Step two was to determine the distance for marking shingling lines.  I first looked at the Warm Up Sheet directions which came with the kit, as these include a Shingling section.  It quickly became apparent that these were 1/12th scale instructions, as the distances recommended for the lines were longer than the actual length of my shingles.  After a bit of experimenting, I decided upon 3/4 inch for the first line, and subsequent lines marked at 1/2" (easier to mark than exactly half the shingle length).  Once again, my quilter's rulers are brilliant for this job, the 6"x24" ruler allows me to easily mark lines the width of the roof, while ensuring these remain square, relative to the sides and bottom of the roof.  For now, I have only marked the back roof.

As I said previously, I was skeptical about the extremely thin shingles provided with this kit.  So I shingled just a little bit of roof, and then applied a very watery coat of acrylic paint to see what would happen.  I apply my shingles with two parallel lines of Quick Grab solvent based glue, one glue line along the top of the previous row of shingles, and the other glue line just below the marked pencil line.  I am pressing the shingles into the glue one-by-one, as they come loose in the bag and the roof isn't that big.  The very watery green coat dried quickly and I was pleased to find that there was very little warping in the shingles.  One shingle has curled slightly in the top row, likely because it was not protected from water ingress by a further row of shingles.  And I was reading on the Noel Thomas site that they like a small bit of curling in their shingles to add realism.  So I guess these shingles are safe to use. In reality I won't be using such a watery coat of paint, and then my colour will cover up the glue spots.

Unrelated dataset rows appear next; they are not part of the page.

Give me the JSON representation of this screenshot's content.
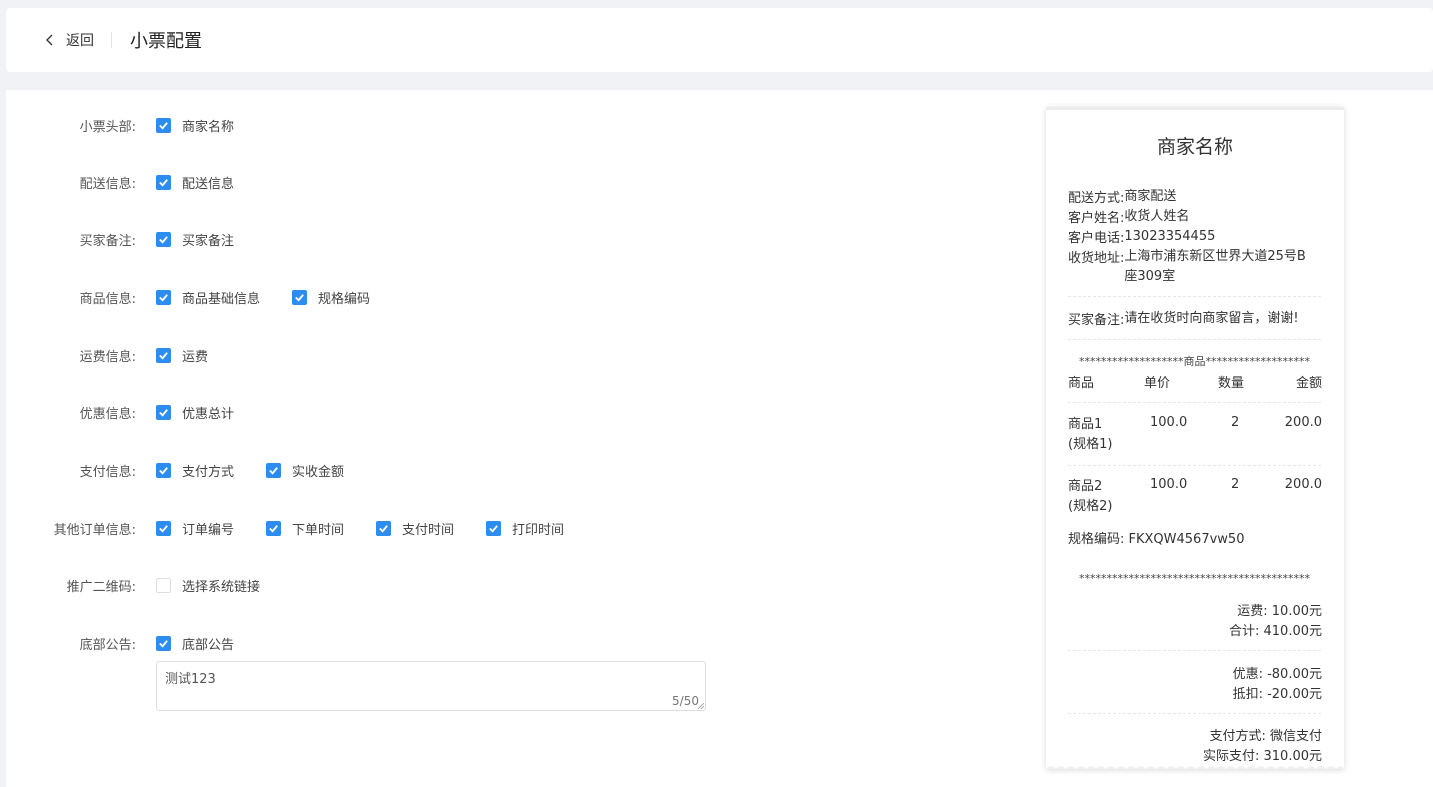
{
  "header": {
    "back_label": "返回",
    "title": "小票配置"
  },
  "form": {
    "rows": [
      {
        "label": "小票头部:",
        "options": [
          {
            "text": "商家名称",
            "checked": true
          }
        ]
      },
      {
        "label": "配送信息:",
        "options": [
          {
            "text": "配送信息",
            "checked": true
          }
        ]
      },
      {
        "label": "买家备注:",
        "options": [
          {
            "text": "买家备注",
            "checked": true
          }
        ]
      },
      {
        "label": "商品信息:",
        "options": [
          {
            "text": "商品基础信息",
            "checked": true
          },
          {
            "text": "规格编码",
            "checked": true
          }
        ]
      },
      {
        "label": "运费信息:",
        "options": [
          {
            "text": "运费",
            "checked": true
          }
        ]
      },
      {
        "label": "优惠信息:",
        "options": [
          {
            "text": "优惠总计",
            "checked": true
          }
        ]
      },
      {
        "label": "支付信息:",
        "options": [
          {
            "text": "支付方式",
            "checked": true
          },
          {
            "text": "实收金额",
            "checked": true
          }
        ]
      },
      {
        "label": "其他订单信息:",
        "options": [
          {
            "text": "订单编号",
            "checked": true
          },
          {
            "text": "下单时间",
            "checked": true
          },
          {
            "text": "支付时间",
            "checked": true
          },
          {
            "text": "打印时间",
            "checked": true
          }
        ]
      },
      {
        "label": "推广二维码:",
        "options": [
          {
            "text": "选择系统链接",
            "checked": false
          }
        ]
      },
      {
        "label": "底部公告:",
        "options": [
          {
            "text": "底部公告",
            "checked": true
          }
        ]
      }
    ],
    "notice_text": "测试123",
    "notice_counter": "5/50"
  },
  "receipt": {
    "title": "商家名称",
    "delivery": [
      {
        "key": "配送方式:",
        "value": "商家配送"
      },
      {
        "key": "客户姓名:",
        "value": "收货人姓名"
      },
      {
        "key": "客户电话:",
        "value": "13023354455"
      },
      {
        "key": "收货地址:",
        "value": "上海市浦东新区世界大道25号B座309室"
      }
    ],
    "buyer_note": {
      "key": "买家备注:",
      "value": "请在收货时向商家留言，谢谢!"
    },
    "goods_divider": "*******************商品*******************",
    "columns": [
      "商品",
      "单价",
      "数量",
      "金额"
    ],
    "items": [
      {
        "name": "商品1",
        "spec": "(规格1)",
        "price": "100.0",
        "qty": "2",
        "amount": "200.0"
      },
      {
        "name": "商品2",
        "spec": "(规格2)",
        "price": "100.0",
        "qty": "2",
        "amount": "200.0"
      }
    ],
    "spec_code": "规格编码: FKXQW4567vw50",
    "end_divider": "******************************************",
    "freight": "运费: 10.00元",
    "total": "合计: 410.00元",
    "discount": "优惠: -80.00元",
    "deduct": "抵扣: -20.00元",
    "pay_method": "支付方式: 微信支付",
    "actual_pay": "实际支付: 310.00元"
  },
  "colors": {
    "accent": "#2d8cf0"
  }
}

I've also been testing out paint colours.  There are three colours in this picture.  The leftmost is the FolkArt Brilliant Green, which I think is too bright.  The middle colour is Anita's Kelly Green, which is very similar and still too intense.  The colour on the right, on the front gable, is Anita's Leaf Green, which I think I will go with.  It's like a darker shade of the Dusty Green I am using on the shutters, so will go well.
Welcome to my new readers, and to anyone who has come here for the first time after reading about me in Judith's newsletter.  I apologise that construction is going to be a little slow this month due to school holidays etc.  It is very motivating to know you are all out there - it makes me do things because I want to have something to blog about.  But sometimes there just isn't the time.  I'm sure you all know about that.